Love letters to sport and a musician.

There’s Always This Year: On Basketball and Ascension by Hanif Abdurraqib



You might know Hanif Abdurraqib for his poetry, or perhaps for his 2017 bestselling essay collection, They Can’t Kill Us Until They Kill Us, named book of the year by over eight outlets, including BuzzFeed, NPR, and CBC. You might also know him for his beloved music criticism podcast, Object of Sound. Or you might know Hanif Abdurraqib, as some may have first encountered him, for a viral image of him presenting on Carly Rae Jepsen’s “Your Type.”

In There’s Always This Year, Abdurraqib turns his attention from the radio to the courts, chronicling the era of basketball he grew up alongside of in Columbus, Ohio. The book is equal parts sensitive personal memoir and Homeric ode to Ohio’s legends, both triumphant and defeated: LeBron James, Estaban Weaver, Kyrie Irving, among others. Throughout these historic highs and lows, Abdurraqib weaves meditations on precarity and fantasy, on homecomings and exits, on the metaphorical and material ways a sport can hold a neighbourhood together.



Because it is Abdurraqib, the text is romantic, guided by feeling over fanatical statistics. He finds intimacy as easily in enmity as comradery, and it’s his palpable adoration—for the game, for his friends, for his heroes, and for his home—that carries readers from page to page. Fans of basketball will, no doubt, revel in his nuanced and impassioned relationship to the sport, but those unfamiliar with layups and free throws will be just as compelled by his generous, genius cultural criticism.

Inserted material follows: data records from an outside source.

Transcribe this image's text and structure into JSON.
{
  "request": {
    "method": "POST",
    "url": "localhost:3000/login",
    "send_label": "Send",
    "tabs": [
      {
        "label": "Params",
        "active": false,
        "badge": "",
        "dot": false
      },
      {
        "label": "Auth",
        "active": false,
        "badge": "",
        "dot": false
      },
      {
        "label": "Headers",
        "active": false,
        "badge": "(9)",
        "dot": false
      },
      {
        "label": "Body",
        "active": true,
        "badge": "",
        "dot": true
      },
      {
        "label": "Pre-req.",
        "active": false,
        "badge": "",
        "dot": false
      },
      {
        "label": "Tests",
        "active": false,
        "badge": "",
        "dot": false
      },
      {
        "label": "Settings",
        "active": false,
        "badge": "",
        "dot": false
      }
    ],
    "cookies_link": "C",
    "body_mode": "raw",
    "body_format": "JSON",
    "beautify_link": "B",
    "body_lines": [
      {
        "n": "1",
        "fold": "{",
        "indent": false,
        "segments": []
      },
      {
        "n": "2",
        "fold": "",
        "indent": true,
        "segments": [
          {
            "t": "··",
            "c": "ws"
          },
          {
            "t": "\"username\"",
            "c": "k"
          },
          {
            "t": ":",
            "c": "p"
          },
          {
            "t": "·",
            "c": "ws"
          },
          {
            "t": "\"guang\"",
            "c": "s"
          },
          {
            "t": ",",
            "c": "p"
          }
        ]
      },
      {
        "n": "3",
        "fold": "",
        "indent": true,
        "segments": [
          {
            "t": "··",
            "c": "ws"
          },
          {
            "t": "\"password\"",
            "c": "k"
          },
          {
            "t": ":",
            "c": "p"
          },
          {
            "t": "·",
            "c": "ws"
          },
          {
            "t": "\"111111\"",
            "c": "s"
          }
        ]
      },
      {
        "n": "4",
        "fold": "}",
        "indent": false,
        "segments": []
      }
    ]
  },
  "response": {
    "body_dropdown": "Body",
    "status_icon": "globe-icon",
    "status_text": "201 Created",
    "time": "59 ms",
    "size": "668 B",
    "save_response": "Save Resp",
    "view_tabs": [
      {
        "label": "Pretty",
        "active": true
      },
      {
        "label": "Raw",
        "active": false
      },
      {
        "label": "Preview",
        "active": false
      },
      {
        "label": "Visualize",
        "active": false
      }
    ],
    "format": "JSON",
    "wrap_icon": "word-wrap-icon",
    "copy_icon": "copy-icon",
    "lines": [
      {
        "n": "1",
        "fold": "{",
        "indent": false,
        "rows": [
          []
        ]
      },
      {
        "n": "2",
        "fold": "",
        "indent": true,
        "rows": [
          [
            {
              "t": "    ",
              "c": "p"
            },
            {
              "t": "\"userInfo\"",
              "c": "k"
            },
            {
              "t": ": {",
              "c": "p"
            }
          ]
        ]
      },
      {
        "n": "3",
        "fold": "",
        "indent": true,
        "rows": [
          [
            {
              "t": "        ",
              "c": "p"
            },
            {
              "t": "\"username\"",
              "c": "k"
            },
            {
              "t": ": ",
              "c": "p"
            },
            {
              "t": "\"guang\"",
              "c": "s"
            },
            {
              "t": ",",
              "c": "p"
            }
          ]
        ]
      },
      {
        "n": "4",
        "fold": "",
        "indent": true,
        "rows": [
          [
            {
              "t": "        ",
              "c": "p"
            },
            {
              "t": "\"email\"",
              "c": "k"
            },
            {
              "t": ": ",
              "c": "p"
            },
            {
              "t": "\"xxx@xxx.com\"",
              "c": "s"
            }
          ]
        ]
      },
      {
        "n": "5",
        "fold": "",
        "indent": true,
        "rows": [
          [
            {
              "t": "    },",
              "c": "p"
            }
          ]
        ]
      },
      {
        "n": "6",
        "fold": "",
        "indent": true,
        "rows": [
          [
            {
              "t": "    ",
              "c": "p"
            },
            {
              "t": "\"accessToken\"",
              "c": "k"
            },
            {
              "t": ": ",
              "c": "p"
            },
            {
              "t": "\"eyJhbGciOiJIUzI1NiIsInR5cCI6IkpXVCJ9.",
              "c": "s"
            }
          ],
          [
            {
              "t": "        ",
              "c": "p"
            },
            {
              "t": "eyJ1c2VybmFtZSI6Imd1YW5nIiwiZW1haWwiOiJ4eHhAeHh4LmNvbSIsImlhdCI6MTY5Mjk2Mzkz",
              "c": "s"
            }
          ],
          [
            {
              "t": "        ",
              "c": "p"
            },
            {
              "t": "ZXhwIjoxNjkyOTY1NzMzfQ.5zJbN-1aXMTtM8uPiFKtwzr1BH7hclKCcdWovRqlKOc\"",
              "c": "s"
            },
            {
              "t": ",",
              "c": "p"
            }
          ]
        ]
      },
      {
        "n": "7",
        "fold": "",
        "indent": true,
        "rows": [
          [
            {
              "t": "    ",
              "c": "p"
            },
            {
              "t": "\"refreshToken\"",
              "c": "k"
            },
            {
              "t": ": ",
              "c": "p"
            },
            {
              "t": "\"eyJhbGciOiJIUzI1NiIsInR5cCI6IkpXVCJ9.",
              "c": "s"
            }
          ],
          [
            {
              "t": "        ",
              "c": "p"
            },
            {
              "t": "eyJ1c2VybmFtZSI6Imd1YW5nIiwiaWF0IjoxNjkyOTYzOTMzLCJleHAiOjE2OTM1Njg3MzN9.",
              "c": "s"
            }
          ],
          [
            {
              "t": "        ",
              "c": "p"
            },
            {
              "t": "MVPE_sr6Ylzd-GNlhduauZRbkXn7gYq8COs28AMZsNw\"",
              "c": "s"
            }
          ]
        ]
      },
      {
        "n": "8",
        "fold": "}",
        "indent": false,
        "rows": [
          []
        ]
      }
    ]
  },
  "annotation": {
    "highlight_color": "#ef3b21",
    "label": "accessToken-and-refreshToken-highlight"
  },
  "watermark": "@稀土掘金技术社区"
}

Intimacy, Abdurraqib argues, is rooted in attention, and what a gift it is to be scrutinized by this poet-essayist, to be his subject. Innovative and illuminating, There’s Always This Year is a love letter in the fullest sense of the term.

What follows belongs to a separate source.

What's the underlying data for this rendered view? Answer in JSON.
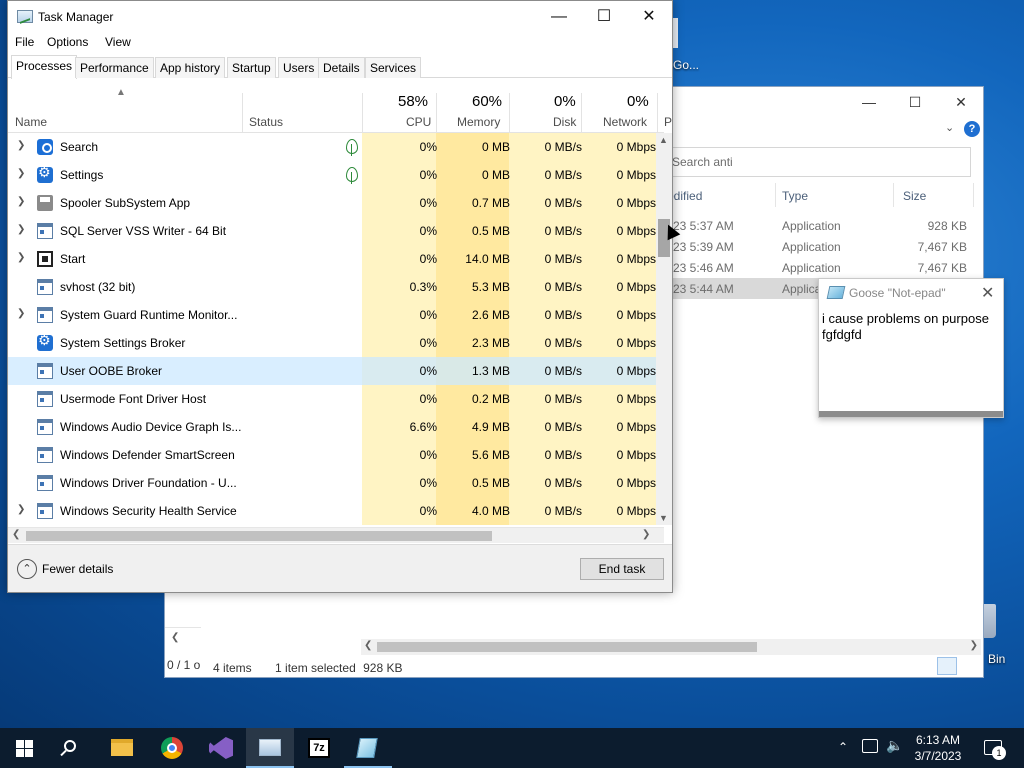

Fan Fiction by Tavi Gevinson


Tavi Gevinson is no stranger to celebrity. Rocketing to stardom as an 11-year-old blogger, she went on to found Rookie Magazine, a formative internet magazine for teenage girls by teenage girls. Her cultural cachet has not diminished as an adult. Gevinson has performed on Broadway and on television, most recently in American Horror Story, and written eruditely for The New Yorker. Along the way, she also befriended one Taylor Alison Swift.

Billed as a “satirical fanzine,” Fan Fiction is a fictionalized account of Gevinson’s friendship with Swift. The 76-page zine is divided into three parts. The first act is a seemingly straightforward essay, a loving dissection of Swift’s songs framed by Gevinson’s experience attending Swift’s blockbuster Eras Tour. The second and third act complicate the first. In part two, “Gevinson” speaks directly and confessionally to the reader, divulging the inception of her fandom for Swift; how a series of generous, well-connected favours led to Zooey Deschanel introducing fans to a pop star; a summer visit; a New York sleepover.

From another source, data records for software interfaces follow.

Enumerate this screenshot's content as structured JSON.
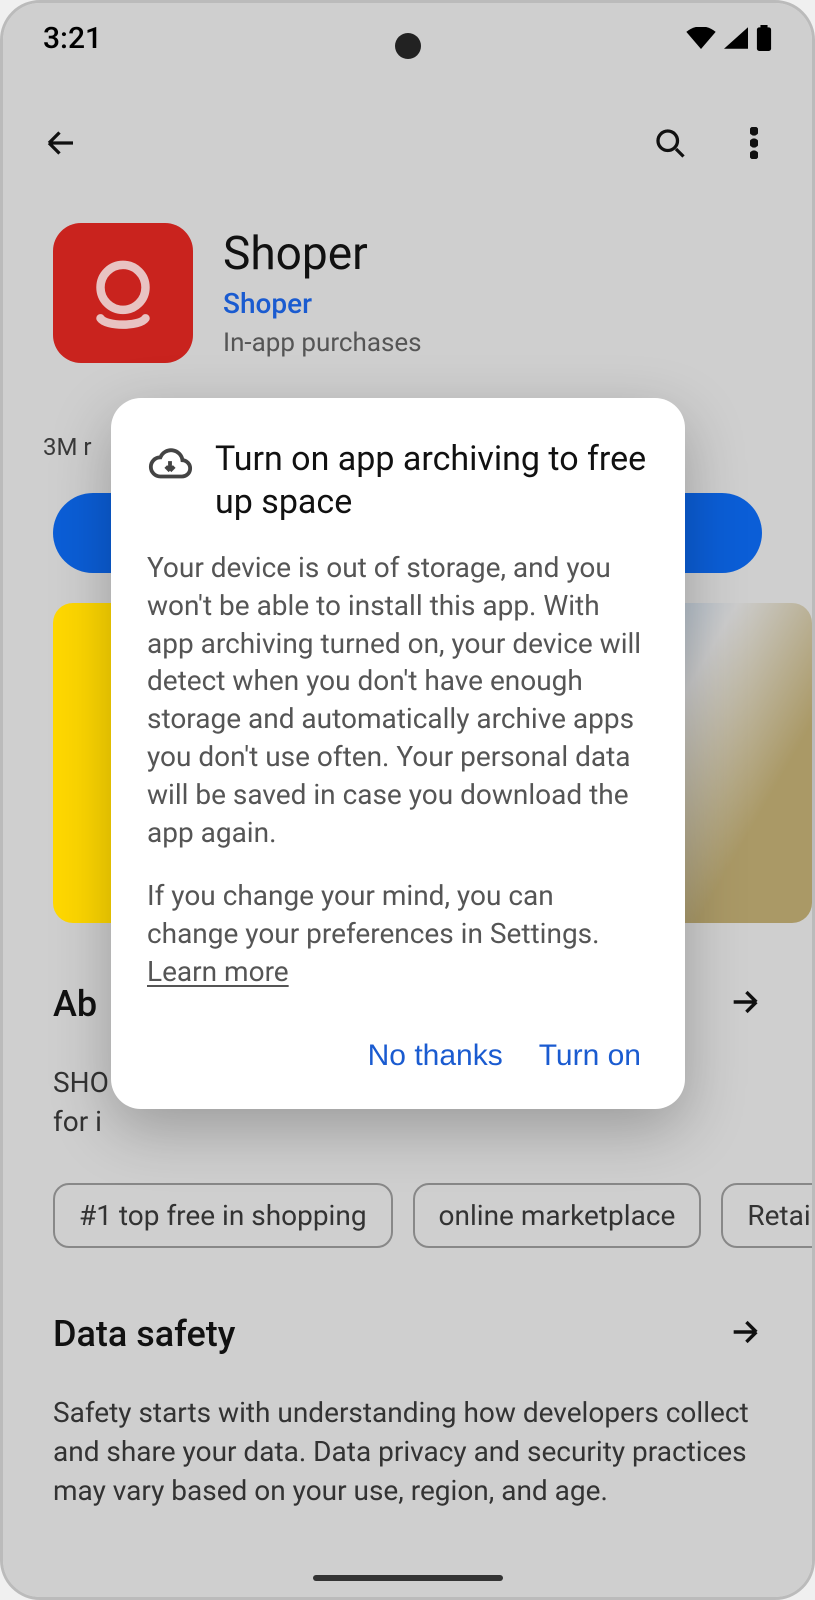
{
  "status_bar": {
    "time": "3:21"
  },
  "app": {
    "title": "Shoper",
    "developer": "Shoper",
    "iap_label": "In-app purchases",
    "reviews_hint": "3M r"
  },
  "sections": {
    "about_title": "Ab",
    "about_text_1": "SHO",
    "about_text_2": "for i",
    "safety_title": "Data safety",
    "safety_text": "Safety starts with understanding how developers collect and share your data. Data privacy and security practices may vary based on your use, region, and age."
  },
  "chips": {
    "item0": "#1 top free in shopping",
    "item1": "online marketplace",
    "item2": "Retai"
  },
  "dialog": {
    "title": "Turn on app archiving to free up space",
    "body_p1": "Your device is out of storage, and you won't be able to install this app. With app archiving turned on, your device will detect when you don't have enough storage and automatically archive apps you don't use often. Your personal data will be saved in case you download the app again.",
    "body_p2": "If you change your mind, you can change your preferences in Settings.",
    "learn_more": "Learn more",
    "no_thanks": "No thanks",
    "turn_on": "Turn on"
  }
}
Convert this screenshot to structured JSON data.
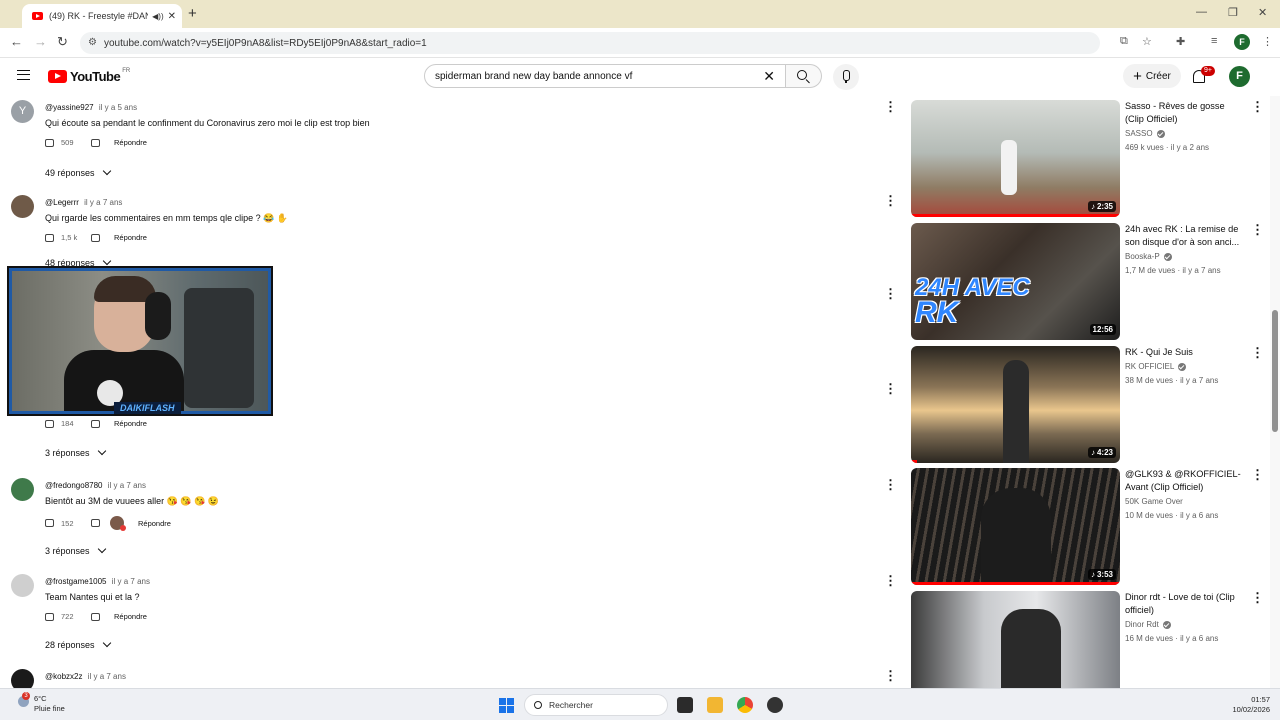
{
  "browser": {
    "tab_title": "(49) RK - Freestyle #DANSL",
    "url": "youtube.com/watch?v=y5EIj0P9nA8&list=RDy5EIj0P9nA8&start_radio=1",
    "profile_letter": "F"
  },
  "youtube": {
    "logo_text": "YouTube",
    "country_code": "FR",
    "search_value": "spiderman brand new day bande annonce vf",
    "create_label": "Créer",
    "notif_count": "9+",
    "avatar_letter": "F"
  },
  "comments": [
    {
      "avatar_letter": "Y",
      "handle": "@yassine927",
      "time": "il y a 5 ans",
      "text": "Qui écoute sa pendant le confinment du Coronavirus zero moi le clip est trop bien",
      "likes": "509",
      "reply_label": "Répondre",
      "replies": "49 réponses"
    },
    {
      "avatar_letter": "",
      "handle": "@Legerrr",
      "time": "il y a 7 ans",
      "text": "Qui rgarde les commentaires en mm temps qle clipe ? 😂 ✋",
      "likes": "1,5 k",
      "reply_label": "Répondre",
      "replies": "48 réponses"
    },
    {
      "likes": "184",
      "reply_label": "Répondre",
      "replies": "3 réponses"
    },
    {
      "avatar_letter": "",
      "handle": "@fredongo8780",
      "time": "il y a 7 ans",
      "text": "Bientôt au 3M de vuuees aller 😘 😘 😘 😉",
      "likes": "152",
      "reply_label": "Répondre",
      "replies": "3 réponses"
    },
    {
      "avatar_letter": "",
      "handle": "@frostgame1005",
      "time": "il y a 7 ans",
      "text": "Team Nantes qui et la ?",
      "likes": "722",
      "reply_label": "Répondre",
      "replies": "28 réponses"
    },
    {
      "avatar_letter": "",
      "handle": "@kobzx2z",
      "time": "il y a 7 ans"
    }
  ],
  "webcam": {
    "tag": "DAIKIFLASH"
  },
  "videos": [
    {
      "title": "Sasso - Rêves de gosse (Clip Officiel)",
      "channel": "SASSO",
      "meta": "469 k vues · il y a 2 ans",
      "duration": "2:35",
      "progress": 1.0,
      "thumb_colors": [
        "#c9ccc6",
        "#8a948c",
        "#b23a2e"
      ]
    },
    {
      "title": "24h avec RK : La remise de son disque d'or à son anci...",
      "channel": "Booska-P",
      "meta": "1,7 M de vues · il y a 7 ans",
      "duration": "12:56",
      "progress": 0.0,
      "thumb_text_1": "24H AVEC",
      "thumb_text_2": "RK",
      "thumb_colors": [
        "#5b4a3e",
        "#2a6fd6",
        "#1c1c1c"
      ]
    },
    {
      "title": "RK - Qui Je Suis",
      "channel": "RK OFFICIEL",
      "meta": "38 M de vues · il y a 7 ans",
      "duration": "4:23",
      "progress": 0.03,
      "thumb_colors": [
        "#e7c48a",
        "#7b6a52",
        "#2a2620"
      ]
    },
    {
      "title": "@GLK93 & @RKOFFICIEL- Avant (Clip Officiel)",
      "channel": "50K Game Over",
      "meta": "10 M de vues · il y a 6 ans",
      "duration": "3:53",
      "progress": 1.0,
      "thumb_colors": [
        "#2b2b2b",
        "#5a5149",
        "#151515"
      ]
    },
    {
      "title": "Dinor rdt - Love de toi (Clip officiel)",
      "channel": "Dinor Rdt",
      "meta": "16 M de vues · il y a 6 ans",
      "duration": "",
      "progress": 0.0,
      "thumb_colors": [
        "#d9dadc",
        "#9aa0a6",
        "#2d2d2d"
      ]
    }
  ],
  "taskbar": {
    "temperature": "6°C",
    "weather": "Pluie fine",
    "weather_badge": "3",
    "search_label": "Rechercher",
    "time": "01:57",
    "date": "10/02/2026"
  }
}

The final act is epistolary: a series of emails and texts between “Tavi,” “Taylor,” and “Tree” (Swift’s publicist, Tree Paine). They are gripping, humorous, and heartbreaking. Gevinson is her most audacious in this finale, unafraid of letting her avatar’s composure unspool. It’s here, while “Tavi” and “Taylor” wrestle for ownership over the story of their friendship, that the text’s ambitious epigraph to Vladimir Nabokov’s Pale Fire—a masterpiece of wild annotations and cannibalistic reverence—pays off.

As with a great Taylor Swift song, one can’t help but speculate where Fan Fiction adheres to and where it deviates from Gevinson’s real life. But Fan Fiction is more than its salacious subject. It is a finely crafted examination of the relationship between artist, fan, and art; the murky boundaries between relatability and projection; and how loving the work can sometimes, despite one’s best efforts, obscure loving the artist. It is a wicked and thoroughly modern romance—a delightful, kinetic read.